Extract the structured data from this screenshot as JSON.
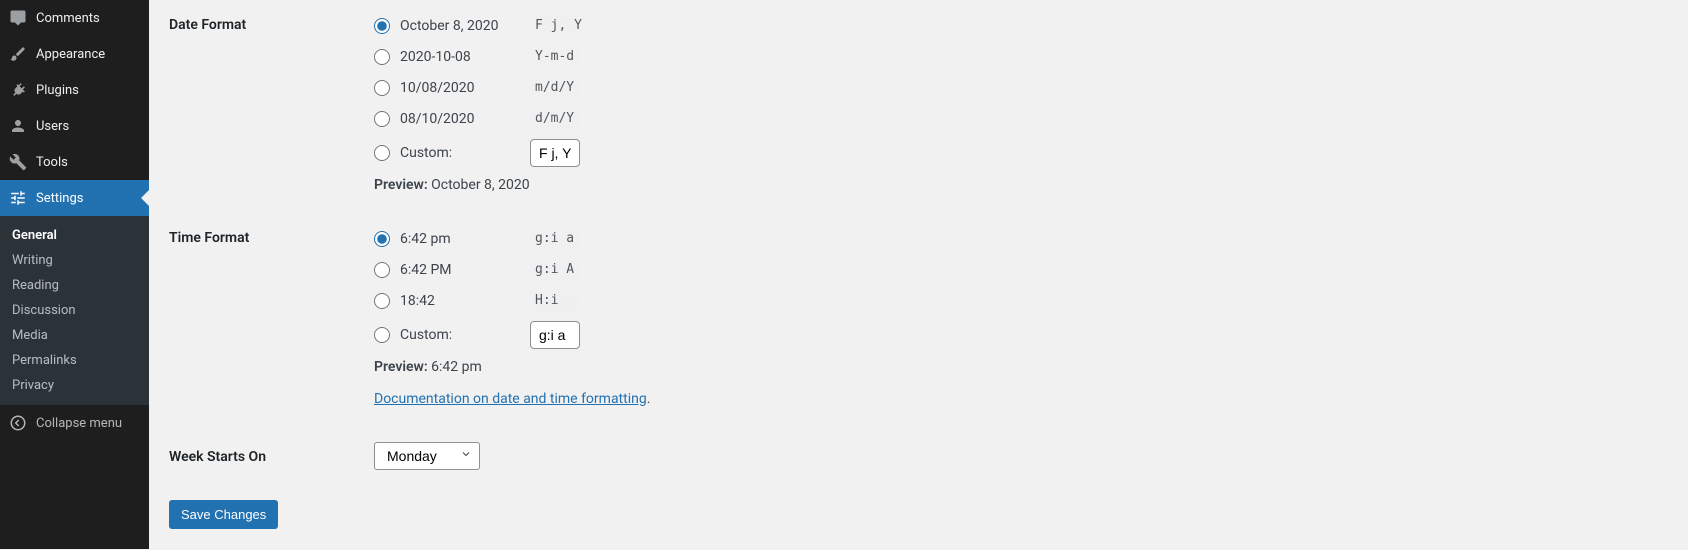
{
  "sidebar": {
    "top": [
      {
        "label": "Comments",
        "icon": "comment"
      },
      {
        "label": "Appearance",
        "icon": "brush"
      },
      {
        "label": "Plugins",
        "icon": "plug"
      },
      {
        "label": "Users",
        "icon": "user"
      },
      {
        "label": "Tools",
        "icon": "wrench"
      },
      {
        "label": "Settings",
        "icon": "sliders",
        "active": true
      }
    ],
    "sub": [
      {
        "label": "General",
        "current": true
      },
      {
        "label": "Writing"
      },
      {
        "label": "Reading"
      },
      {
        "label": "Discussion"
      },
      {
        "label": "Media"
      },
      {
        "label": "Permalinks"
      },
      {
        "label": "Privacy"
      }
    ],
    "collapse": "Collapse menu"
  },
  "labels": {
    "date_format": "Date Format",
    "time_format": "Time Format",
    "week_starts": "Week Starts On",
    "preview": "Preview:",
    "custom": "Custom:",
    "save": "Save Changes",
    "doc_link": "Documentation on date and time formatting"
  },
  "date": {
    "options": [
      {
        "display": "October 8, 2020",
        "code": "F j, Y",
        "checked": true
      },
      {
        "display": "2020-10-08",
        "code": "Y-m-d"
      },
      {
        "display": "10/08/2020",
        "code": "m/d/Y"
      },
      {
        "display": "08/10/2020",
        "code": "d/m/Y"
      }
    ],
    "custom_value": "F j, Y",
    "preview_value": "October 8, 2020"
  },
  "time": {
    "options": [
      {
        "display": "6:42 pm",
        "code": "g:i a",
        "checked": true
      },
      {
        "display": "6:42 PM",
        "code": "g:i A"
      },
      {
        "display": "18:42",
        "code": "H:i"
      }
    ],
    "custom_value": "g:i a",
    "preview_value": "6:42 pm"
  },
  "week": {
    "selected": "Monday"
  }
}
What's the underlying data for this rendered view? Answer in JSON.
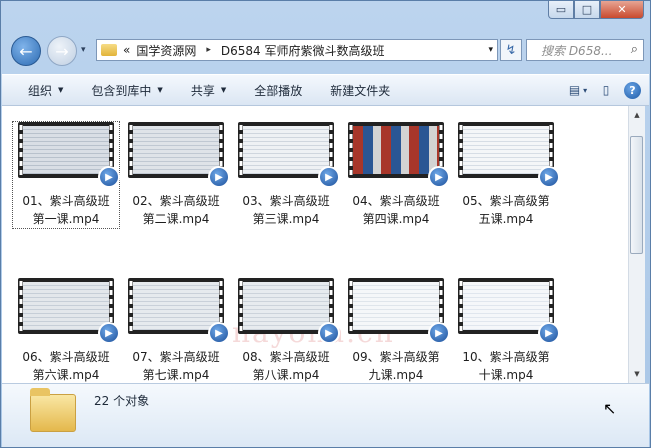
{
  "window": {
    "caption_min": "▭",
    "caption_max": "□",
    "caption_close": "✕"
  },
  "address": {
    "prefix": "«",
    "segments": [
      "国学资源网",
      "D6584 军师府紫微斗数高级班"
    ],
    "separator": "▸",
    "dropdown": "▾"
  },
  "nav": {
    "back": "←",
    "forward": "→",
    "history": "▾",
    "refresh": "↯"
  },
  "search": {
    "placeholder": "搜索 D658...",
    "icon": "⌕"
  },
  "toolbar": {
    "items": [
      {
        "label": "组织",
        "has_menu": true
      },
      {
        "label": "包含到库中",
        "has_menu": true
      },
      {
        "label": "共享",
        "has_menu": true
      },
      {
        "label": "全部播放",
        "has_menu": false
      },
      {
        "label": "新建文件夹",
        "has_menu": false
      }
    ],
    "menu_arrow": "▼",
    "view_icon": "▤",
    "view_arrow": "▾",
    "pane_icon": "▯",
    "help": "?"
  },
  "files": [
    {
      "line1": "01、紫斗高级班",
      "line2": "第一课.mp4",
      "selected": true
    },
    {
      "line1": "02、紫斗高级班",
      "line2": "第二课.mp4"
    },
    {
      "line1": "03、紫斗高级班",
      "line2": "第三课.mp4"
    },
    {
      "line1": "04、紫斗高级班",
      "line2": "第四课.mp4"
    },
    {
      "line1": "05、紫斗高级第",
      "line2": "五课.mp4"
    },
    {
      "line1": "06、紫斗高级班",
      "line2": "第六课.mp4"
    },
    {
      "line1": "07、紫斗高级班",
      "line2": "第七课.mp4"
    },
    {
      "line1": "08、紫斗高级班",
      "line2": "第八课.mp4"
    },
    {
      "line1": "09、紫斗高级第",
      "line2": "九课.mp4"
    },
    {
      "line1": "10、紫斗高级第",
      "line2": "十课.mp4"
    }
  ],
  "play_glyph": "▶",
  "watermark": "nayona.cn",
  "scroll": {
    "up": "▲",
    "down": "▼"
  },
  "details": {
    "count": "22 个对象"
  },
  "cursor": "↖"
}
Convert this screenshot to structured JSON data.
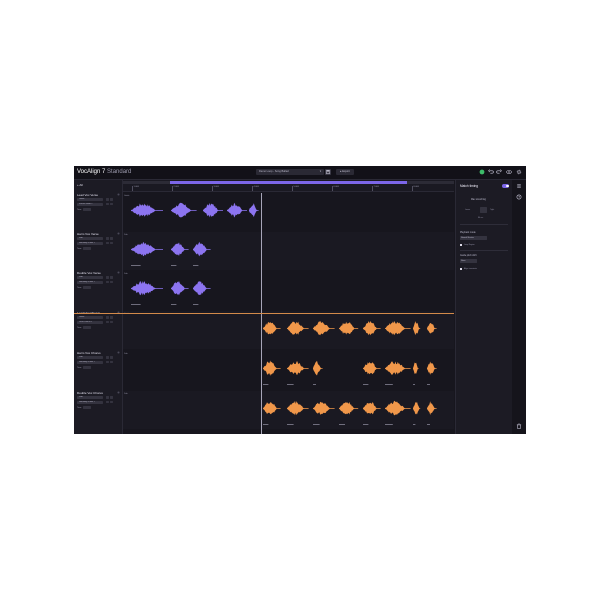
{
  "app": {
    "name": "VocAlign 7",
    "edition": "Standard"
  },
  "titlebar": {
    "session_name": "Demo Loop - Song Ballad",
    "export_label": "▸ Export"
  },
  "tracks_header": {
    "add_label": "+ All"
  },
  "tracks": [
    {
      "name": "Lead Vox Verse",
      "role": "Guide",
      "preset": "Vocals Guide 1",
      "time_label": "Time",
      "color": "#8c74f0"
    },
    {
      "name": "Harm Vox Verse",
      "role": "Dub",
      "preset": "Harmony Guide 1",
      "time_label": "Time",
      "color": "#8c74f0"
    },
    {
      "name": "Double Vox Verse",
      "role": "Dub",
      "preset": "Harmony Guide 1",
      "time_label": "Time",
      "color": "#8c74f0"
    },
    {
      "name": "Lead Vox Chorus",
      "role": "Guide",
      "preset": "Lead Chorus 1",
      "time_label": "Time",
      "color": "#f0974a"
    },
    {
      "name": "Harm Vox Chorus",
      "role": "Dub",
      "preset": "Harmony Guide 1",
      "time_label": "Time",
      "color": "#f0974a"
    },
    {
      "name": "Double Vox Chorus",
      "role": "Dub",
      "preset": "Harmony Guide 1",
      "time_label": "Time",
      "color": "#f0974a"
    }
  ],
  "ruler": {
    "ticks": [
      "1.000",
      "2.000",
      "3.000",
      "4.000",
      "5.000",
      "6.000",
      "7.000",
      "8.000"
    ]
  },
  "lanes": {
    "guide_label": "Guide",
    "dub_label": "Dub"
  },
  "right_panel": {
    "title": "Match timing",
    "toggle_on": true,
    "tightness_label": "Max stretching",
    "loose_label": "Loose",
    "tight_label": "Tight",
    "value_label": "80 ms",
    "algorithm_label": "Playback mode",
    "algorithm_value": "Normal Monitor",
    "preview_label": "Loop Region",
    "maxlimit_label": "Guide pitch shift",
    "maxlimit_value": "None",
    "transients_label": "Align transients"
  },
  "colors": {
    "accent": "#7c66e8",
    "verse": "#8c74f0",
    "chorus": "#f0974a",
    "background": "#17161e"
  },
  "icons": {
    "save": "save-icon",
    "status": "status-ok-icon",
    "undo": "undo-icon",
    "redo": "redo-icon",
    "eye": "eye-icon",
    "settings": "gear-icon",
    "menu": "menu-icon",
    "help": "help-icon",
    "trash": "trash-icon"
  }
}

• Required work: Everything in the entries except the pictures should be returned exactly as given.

• Task result:
Extract the structured data from this screenshot as JSON.
{
  "sidebar": {
    "top": [
      {
        "label": "Comments",
        "icon": "comment"
      },
      {
        "label": "Appearance",
        "icon": "brush"
      },
      {
        "label": "Plugins",
        "icon": "plug"
      },
      {
        "label": "Users",
        "icon": "user"
      },
      {
        "label": "Tools",
        "icon": "wrench"
      },
      {
        "label": "Settings",
        "icon": "sliders",
        "active": true
      }
    ],
    "sub": [
      {
        "label": "General",
        "current": true
      },
      {
        "label": "Writing"
      },
      {
        "label": "Reading"
      },
      {
        "label": "Discussion"
      },
      {
        "label": "Media"
      },
      {
        "label": "Permalinks"
      },
      {
        "label": "Privacy"
      }
    ],
    "collapse": "Collapse menu"
  },
  "labels": {
    "date_format": "Date Format",
    "time_format": "Time Format",
    "week_starts": "Week Starts On",
    "preview": "Preview:",
    "custom": "Custom:",
    "save": "Save Changes",
    "doc_link": "Documentation on date and time formatting"
  },
  "date": {
    "options": [
      {
        "display": "October 8, 2020",
        "code": "F j, Y",
        "checked": true
      },
      {
        "display": "2020-10-08",
        "code": "Y-m-d"
      },
      {
        "display": "10/08/2020",
        "code": "m/d/Y"
      },
      {
        "display": "08/10/2020",
        "code": "d/m/Y"
      }
    ],
    "custom_value": "F j, Y",
    "preview_value": "October 8, 2020"
  },
  "time": {
    "options": [
      {
        "display": "6:42 pm",
        "code": "g:i a",
        "checked": true
      },
      {
        "display": "6:42 PM",
        "code": "g:i A"
      },
      {
        "display": "18:42",
        "code": "H:i"
      }
    ],
    "custom_value": "g:i a",
    "preview_value": "6:42 pm"
  },
  "week": {
    "selected": "Monday"
  }
}
What's the underlying data for this rendered view? Answer in JSON.
{
  "window": {
    "caption_min": "▭",
    "caption_max": "□",
    "caption_close": "✕"
  },
  "address": {
    "prefix": "«",
    "segments": [
      "国学资源网",
      "D6584 军师府紫微斗数高级班"
    ],
    "separator": "▸",
    "dropdown": "▾"
  },
  "nav": {
    "back": "←",
    "forward": "→",
    "history": "▾",
    "refresh": "↯"
  },
  "search": {
    "placeholder": "搜索 D658...",
    "icon": "⌕"
  },
  "toolbar": {
    "items": [
      {
        "label": "组织",
        "has_menu": true
      },
      {
        "label": "包含到库中",
        "has_menu": true
      },
      {
        "label": "共享",
        "has_menu": true
      },
      {
        "label": "全部播放",
        "has_menu": false
      },
      {
        "label": "新建文件夹",
        "has_menu": false
      }
    ],
    "menu_arrow": "▼",
    "view_icon": "▤",
    "view_arrow": "▾",
    "pane_icon": "▯",
    "help": "?"
  },
  "files": [
    {
      "line1": "01、紫斗高级班",
      "line2": "第一课.mp4",
      "selected": true
    },
    {
      "line1": "02、紫斗高级班",
      "line2": "第二课.mp4"
    },
    {
      "line1": "03、紫斗高级班",
      "line2": "第三课.mp4"
    },
    {
      "line1": "04、紫斗高级班",
      "line2": "第四课.mp4"
    },
    {
      "line1": "05、紫斗高级第",
      "line2": "五课.mp4"
    },
    {
      "line1": "06、紫斗高级班",
      "line2": "第六课.mp4"
    },
    {
      "line1": "07、紫斗高级班",
      "line2": "第七课.mp4"
    },
    {
      "line1": "08、紫斗高级班",
      "line2": "第八课.mp4"
    },
    {
      "line1": "09、紫斗高级第",
      "line2": "九课.mp4"
    },
    {
      "line1": "10、紫斗高级第",
      "line2": "十课.mp4"
    }
  ],
  "play_glyph": "▶",
  "watermark": "nayona.cn",
  "scroll": {
    "up": "▲",
    "down": "▼"
  },
  "details": {
    "count": "22 个对象"
  },
  "cursor": "↖"
}
Convert this screenshot to structured JSON data.
{
  "app": {
    "name": "VocAlign 7",
    "edition": "Standard"
  },
  "titlebar": {
    "session_name": "Demo Loop - Song Ballad",
    "export_label": "▸ Export"
  },
  "tracks_header": {
    "add_label": "+ All"
  },
  "tracks": [
    {
      "name": "Lead Vox Verse",
      "role": "Guide",
      "preset": "Vocals Guide 1",
      "time_label": "Time",
      "color": "#8c74f0"
    },
    {
      "name": "Harm Vox Verse",
      "role": "Dub",
      "preset": "Harmony Guide 1",
      "time_label": "Time",
      "color": "#8c74f0"
    },
    {
      "name": "Double Vox Verse",
      "role": "Dub",
      "preset": "Harmony Guide 1",
      "time_label": "Time",
      "color": "#8c74f0"
    },
    {
      "name": "Lead Vox Chorus",
      "role": "Guide",
      "preset": "Lead Chorus 1",
      "time_label": "Time",
      "color": "#f0974a"
    },
    {
      "name": "Harm Vox Chorus",
      "role": "Dub",
      "preset": "Harmony Guide 1",
      "time_label": "Time",
      "color": "#f0974a"
    },
    {
      "name": "Double Vox Chorus",
      "role": "Dub",
      "preset": "Harmony Guide 1",
      "time_label": "Time",
      "color": "#f0974a"
    }
  ],
  "ruler": {
    "ticks": [
      "1.000",
      "2.000",
      "3.000",
      "4.000",
      "5.000",
      "6.000",
      "7.000",
      "8.000"
    ]
  },
  "lanes": {
    "guide_label": "Guide",
    "dub_label": "Dub"
  },
  "right_panel": {
    "title": "Match timing",
    "toggle_on": true,
    "tightness_label": "Max stretching",
    "loose_label": "Loose",
    "tight_label": "Tight",
    "value_label": "80 ms",
    "algorithm_label": "Playback mode",
    "algorithm_value": "Normal Monitor",
    "preview_label": "Loop Region",
    "maxlimit_label": "Guide pitch shift",
    "maxlimit_value": "None",
    "transients_label": "Align transients"
  },
  "colors": {
    "accent": "#7c66e8",
    "verse": "#8c74f0",
    "chorus": "#f0974a",
    "background": "#17161e"
  },
  "icons": {
    "save": "save-icon",
    "status": "status-ok-icon",
    "undo": "undo-icon",
    "redo": "redo-icon",
    "eye": "eye-icon",
    "settings": "gear-icon",
    "menu": "menu-icon",
    "help": "help-icon",
    "trash": "trash-icon"
  }
}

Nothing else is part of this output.